Biography of Bindranath Ghosh

Biography of Bindranath Ghosh
Biography of Bindranath Ghosh
Bindranath Ghosh (5 January 1880 – 18 April 1959) was one of the founders of India’s great freedom fighter and journalist and “era”. He is also popular as ‘Barin Ghosh’. To overcome the revolutionary ideology in Bengal, it goes to Shri Binendra and Bhupendra Nath Dutt (the younger brother of Swami Vivekanand ji). The great spiritualist Shri Arvind Ghosh was his elder brother.
Bindranath Ghosh was an Indian freedom fighter, revolutionary and journalist. He was one of the founding members of the revolutionary organization of Bengal, Jugantar. Born on 5 January 1880 at the Norwood in London, He was the younger brother of Aurobindo Ghosh. He participated in school education at Devghar and Patna College. He received military training in Baroda During this time, (in the late 1800s – early 1900’s early days) was influenced by Barin Aurobindo and was attracted to the revolutionary movement. Barin returned to Kolkata and with the help of Jatindranath Banerjee, started organizing several revolutionary groups of Bengal. Soon he started publishing Yugantar, a Bengali weekly and soon followed a revolutionary organization, Jugantar. Zugant was formed from the internal circle of disciplinary committee and started its terrorist activities. Barin and Bagha Jatin were helpful in the recruitment of many young revolutionaries of Bengal. The revolutionaries formed a secret place in Maniktala Group, Kolkata – where they started construction of the bomb and collected weapons and ammunition.
Calcutta came and was one of the best printing houses and he started his career in journalism. Later, he decided to establish an ashram in Kolkata and retired from business. In 1923, he founded Sri Aurobindo Ashram for Pondicherry, and his elder brother, Aurobindo, inspired him very much and began to assimilate the aesthetic values ​​of spirituality and spiritual practice. In 1929, Barinder Kumar Ghosh returned to Kolkata and started his career in journalism. In 1933, Barinder Kumar Ghosh started the English Weekly, The Dawn of India. He was also associated with The Statesman and earned the title as a columnist. In 1950, he became the editor of Bengali daily daily Basumati. In 1933, he was married to Salja Datta, a widowed widow of a respected family. In 1959, on April 18, at the age of seventy nine, Barinder Kumar Ghosh took his last breath. . He himself included in various literary activities in various languages, which recently came to light.

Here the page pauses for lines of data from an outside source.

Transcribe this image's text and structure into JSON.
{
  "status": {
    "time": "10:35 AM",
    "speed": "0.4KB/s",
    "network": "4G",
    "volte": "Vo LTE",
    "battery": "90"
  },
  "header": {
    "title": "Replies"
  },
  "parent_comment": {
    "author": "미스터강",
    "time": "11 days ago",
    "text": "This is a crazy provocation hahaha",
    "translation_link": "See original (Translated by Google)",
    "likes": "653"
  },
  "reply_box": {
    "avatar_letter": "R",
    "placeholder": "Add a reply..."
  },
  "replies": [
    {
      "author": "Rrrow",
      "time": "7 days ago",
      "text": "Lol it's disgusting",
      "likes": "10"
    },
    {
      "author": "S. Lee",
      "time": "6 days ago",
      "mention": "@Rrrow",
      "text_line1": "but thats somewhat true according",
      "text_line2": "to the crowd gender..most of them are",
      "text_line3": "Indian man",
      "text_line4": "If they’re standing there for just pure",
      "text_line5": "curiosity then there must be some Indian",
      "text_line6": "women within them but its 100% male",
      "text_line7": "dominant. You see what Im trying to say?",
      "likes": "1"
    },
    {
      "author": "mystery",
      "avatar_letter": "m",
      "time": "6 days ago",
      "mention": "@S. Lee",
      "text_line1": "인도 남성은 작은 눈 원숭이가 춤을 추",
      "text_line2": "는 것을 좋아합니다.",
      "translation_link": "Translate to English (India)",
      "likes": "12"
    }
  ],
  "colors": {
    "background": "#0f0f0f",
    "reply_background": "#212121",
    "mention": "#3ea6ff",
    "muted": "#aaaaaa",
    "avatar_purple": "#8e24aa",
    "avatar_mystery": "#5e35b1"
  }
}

Revolutionary activities of Bindranath Ghosh

In 1902, Bindranath Ghosh returned to Calcutta and together with Jatindranath Das, started organizing several revolutionary groups in Bengal.

Anushilan Samiti

In association with Bindranath Ghosh and Bhupendranath Dutt, ‘Anushilan Samiti’ was formed in Calcutta in 1907, whose main purpose was- “Blood for blood instead.” The Bengal division of 1905 had stirred the youth, which was the main reason behind the establishment of Anushilan Samiti. This committee was born in 1903 as a gymnasium and in its establishment Pramathnath Mitra and Satish Chandra Bose were the main contributors. M.N. On the suggestion of Rai, it was named Anushilan Samiti. Pramathnath Mitra, its President, Chittaranjan Das and Arvind Ghosh were its Vice President and Surendranath Thakur was its Treasurer. The only pupil of its executive was Sister Nivedita. Its first conference was held in 1906 at the house of Subodh Boss in Calcutta. People such as Binendra Kumar Ghosh believed that political campaigns are not enough, spiritual education should also be given to the Neojawans. He prepared many passionate lovers who used to tell people that fighting for freedom is sacred duty.

Dhaka Anushilan Samiti

For the convenience of work, the second office of the Anushilan committee was opened in Dhaka in 1904, led by Pulin Bihari Das and P. Mitra. There were approximately 500 branches in Dhaka. Most of its members were school and college students. Members were trained to walk with sticks, swords and guns, although the guns were not readily available.

Release and further activity of Bindranath Ghosh

Bindranath Ghosh was released in 1920 in the general amnesty given after World War I, after which he came to Calcutta and started journalism. But soon he left journalism and made an ashram in Calcutta. In 1923, he went to Pondicherry, where his elder brother Shri Arvind made the famous “Sri Aurovinda Ashram”. Shri Arvind inspired him to spirituality and spiritual practice while Shri Thakur was his teacher. He had helped his followers in a successful release. In 1929, Barin returned to Calcutta and started journalism. In 1933, he started an English weekly called “The Dawn of India.” He joined the Statesman and in 1950, he became the editor of Bengali daily “Daily Basumati”. On 18th April, 1959, this great fighter died.